**EXERCISE INSTRUCTIONS:**
Among the records, which lines hold the word "typename"? Pick them out.

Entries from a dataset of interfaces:

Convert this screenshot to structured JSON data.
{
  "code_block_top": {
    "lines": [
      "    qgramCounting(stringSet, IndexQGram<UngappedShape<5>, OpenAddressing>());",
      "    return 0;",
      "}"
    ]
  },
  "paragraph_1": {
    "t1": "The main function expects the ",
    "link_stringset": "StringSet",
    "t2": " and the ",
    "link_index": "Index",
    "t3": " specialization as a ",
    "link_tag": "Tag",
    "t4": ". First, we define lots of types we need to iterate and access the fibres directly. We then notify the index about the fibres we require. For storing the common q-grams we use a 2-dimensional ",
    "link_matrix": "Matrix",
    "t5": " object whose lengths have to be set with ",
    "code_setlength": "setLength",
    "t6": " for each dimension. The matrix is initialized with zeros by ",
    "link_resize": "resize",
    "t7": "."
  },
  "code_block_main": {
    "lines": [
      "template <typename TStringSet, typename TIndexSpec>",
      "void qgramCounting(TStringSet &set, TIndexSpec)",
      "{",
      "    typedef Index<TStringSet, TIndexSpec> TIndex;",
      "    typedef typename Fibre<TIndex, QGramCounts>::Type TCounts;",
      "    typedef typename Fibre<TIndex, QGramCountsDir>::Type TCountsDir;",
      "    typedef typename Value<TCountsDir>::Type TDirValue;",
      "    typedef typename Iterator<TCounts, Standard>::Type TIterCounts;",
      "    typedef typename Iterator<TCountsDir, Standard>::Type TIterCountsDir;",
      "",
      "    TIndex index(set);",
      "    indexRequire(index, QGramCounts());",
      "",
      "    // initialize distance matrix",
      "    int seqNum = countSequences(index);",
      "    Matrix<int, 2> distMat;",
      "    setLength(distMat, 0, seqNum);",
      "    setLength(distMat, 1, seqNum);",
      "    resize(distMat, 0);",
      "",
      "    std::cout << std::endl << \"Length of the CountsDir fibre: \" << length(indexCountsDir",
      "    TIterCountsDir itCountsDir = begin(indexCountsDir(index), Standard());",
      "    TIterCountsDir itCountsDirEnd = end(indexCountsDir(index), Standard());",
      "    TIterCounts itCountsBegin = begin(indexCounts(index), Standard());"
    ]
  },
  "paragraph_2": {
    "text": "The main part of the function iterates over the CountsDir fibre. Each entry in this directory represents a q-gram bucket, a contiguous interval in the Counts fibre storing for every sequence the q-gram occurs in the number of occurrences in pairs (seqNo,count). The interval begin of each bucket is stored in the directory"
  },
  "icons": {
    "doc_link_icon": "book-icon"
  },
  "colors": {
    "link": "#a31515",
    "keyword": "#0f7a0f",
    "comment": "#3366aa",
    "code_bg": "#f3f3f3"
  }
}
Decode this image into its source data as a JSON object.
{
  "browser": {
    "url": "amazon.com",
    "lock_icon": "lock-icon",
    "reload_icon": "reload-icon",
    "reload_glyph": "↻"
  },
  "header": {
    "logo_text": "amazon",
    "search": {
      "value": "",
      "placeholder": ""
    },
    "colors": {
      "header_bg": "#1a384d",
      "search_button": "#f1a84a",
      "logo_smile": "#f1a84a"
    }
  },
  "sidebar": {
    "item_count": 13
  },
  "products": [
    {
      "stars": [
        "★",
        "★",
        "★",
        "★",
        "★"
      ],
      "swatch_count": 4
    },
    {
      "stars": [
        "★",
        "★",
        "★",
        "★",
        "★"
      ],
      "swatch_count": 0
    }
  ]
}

**THE ANSWER:**
      "template <typename TStringSet, typename TIndexSpec>",
      "    typedef typename Fibre<TIndex, QGramCounts>::Type TCounts;",
      "    typedef typename Fibre<TIndex, QGramCountsDir>::Type TCountsDir;",
      "    typedef typename Value<TCountsDir>::Type TDirValue;",
      "    typedef typename Iterator<TCounts, Standard>::Type TIterCounts;",
      "    typedef typename Iterator<TCountsDir, Standard>::Type TIterCountsDir;",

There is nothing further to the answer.